The median fintech deal size increased in Europe during the period, to $3.17 million. This may demonstrate a preference among investors for mature fintech companies that are safer during uncertain times such as Brexit, KPMG noted.

Payments and lending also accounted for the largest deals in Asia, such as $200 million in funding for Mumbai-based Paytm E-Commerce from investors including Alibaba, as reported by Reuters last month . Another was Chinese startup Yongqianbao, a provider of small loans, which received $68 million in Series C funding.

Yet total fintech investment in Asia was just $492 million across 33 deals during the quarter, a significant decline, KPMG said, partly due to the lack of mega-deals that dominated past quarters. One reason for the drop in Chinese investments specifically may be due to new government regulations for internet financing, KPMG noted. Still, investment is increasing in countries outside China. Interest in South Korea is growing, with one notable announcement being China’s Ant Financial investing $200 million into Kakao Pay, part of Korea’s leading messaging app.

In the U.S., investors may be waiting to see changes from the new administration on trade and tax policies before making more deals, KPMG says.

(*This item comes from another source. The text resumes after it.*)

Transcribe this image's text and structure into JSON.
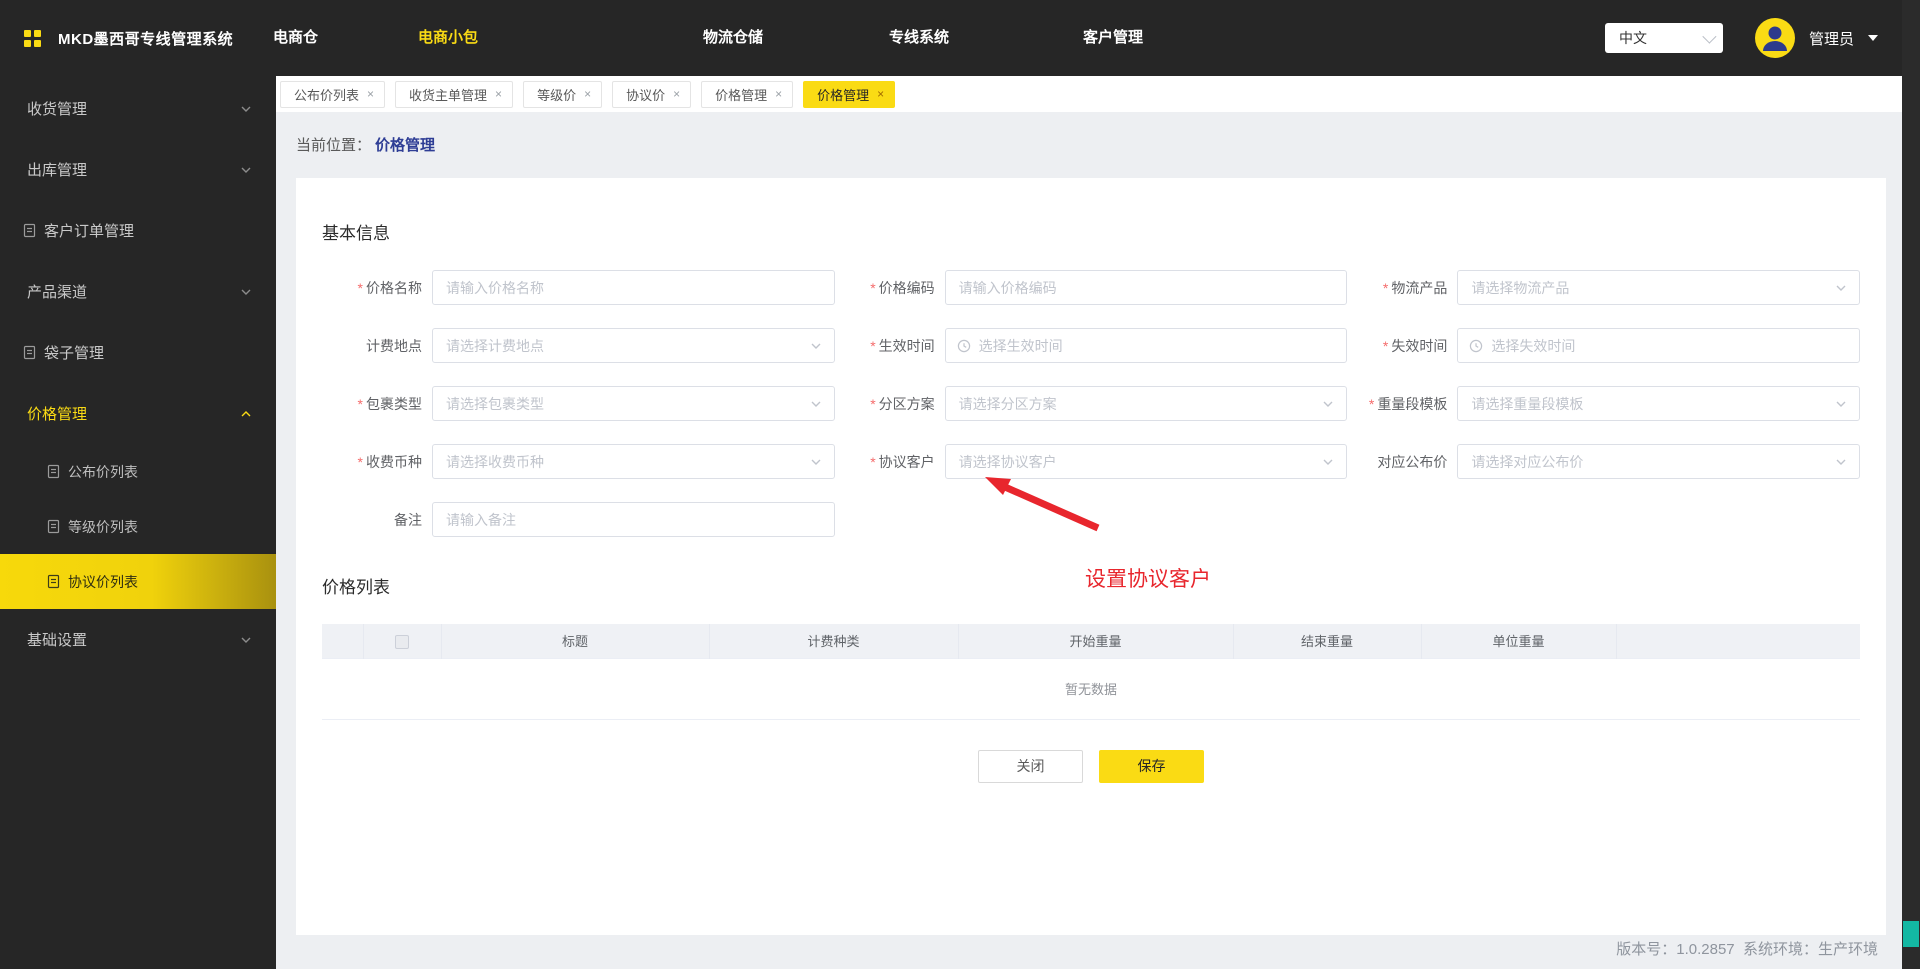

The largest fintech deal worldwide during the quarter was San Francisco-based SoFi, which offers student loan refinancing, mortgages, and personal loans. In February, it secured $500 million in funding led by Silver Lake, a technology investor, according to a SoFi press release .